Across sectors, there are many effective services that promote healthy development in early childhood and support families’ well-being. These include high-quality CCEE and supports for other family health, educational, and financial needs.
It can be challenging for families to benefit from all of these services because they all function separately, typically in different locations and with differing eligibility, enrollment, and service provision requirements. This can prevent families from accessing services, or can make service navigation more cumbersome both for families (e.g., duplicative paperwork, travel to multiple agencies) and staff (e.g., lack of information about families’ other services). Such roadblocks can exacerbate disparities because they affect marginalized families the most.
States and local communities have worked to address these barriers by combining services and funding streams, often across organizations, to fulfill multiple family needs simultaneously through a centralized process. Such strategies may improve families’ access to services, which in turn may improve child developmental outcomes and parental well-being, particularly for families with lower incomes. These strategies may also result in cost savings by reducing redundancy and inefficiency across agencies. However, coordinating services is challenging; often the partners have different goals, activities, and funding requirements that create barriers to coordination.
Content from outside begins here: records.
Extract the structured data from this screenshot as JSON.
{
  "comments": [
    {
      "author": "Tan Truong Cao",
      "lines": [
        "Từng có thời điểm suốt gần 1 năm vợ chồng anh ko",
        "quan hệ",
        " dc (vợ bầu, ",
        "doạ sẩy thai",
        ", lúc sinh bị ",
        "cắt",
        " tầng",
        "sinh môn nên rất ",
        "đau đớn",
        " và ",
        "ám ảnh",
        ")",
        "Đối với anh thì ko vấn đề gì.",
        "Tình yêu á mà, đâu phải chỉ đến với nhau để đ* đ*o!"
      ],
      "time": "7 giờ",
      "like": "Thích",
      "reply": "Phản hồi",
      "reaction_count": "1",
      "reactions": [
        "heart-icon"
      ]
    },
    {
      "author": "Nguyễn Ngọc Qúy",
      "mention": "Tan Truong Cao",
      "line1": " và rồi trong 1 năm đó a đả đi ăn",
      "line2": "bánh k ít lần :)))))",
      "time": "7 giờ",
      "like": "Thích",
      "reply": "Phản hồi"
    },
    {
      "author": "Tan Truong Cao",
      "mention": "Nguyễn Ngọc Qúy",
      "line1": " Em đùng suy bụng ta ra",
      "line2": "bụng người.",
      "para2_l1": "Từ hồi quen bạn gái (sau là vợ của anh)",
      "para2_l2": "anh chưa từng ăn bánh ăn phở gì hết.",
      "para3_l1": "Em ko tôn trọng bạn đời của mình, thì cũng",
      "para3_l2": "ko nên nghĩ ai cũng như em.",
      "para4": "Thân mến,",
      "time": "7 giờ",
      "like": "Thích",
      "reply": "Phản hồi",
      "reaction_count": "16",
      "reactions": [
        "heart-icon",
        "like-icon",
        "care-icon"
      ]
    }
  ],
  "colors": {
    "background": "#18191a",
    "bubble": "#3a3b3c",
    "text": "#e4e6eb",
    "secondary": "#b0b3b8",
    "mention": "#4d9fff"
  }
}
The Assessing Models of Coordinated Services (AMCS) study provided an in-depth look at different approaches to coordinating CCEE with other health and human services. The study team identified common elements among approaches and used these to describe six overarching “models” of coordinated services. The purpose of this research highlight is to summarize key information from this study for CCEE leaders who may be interested in improving service coordination for families.
Download the full report here.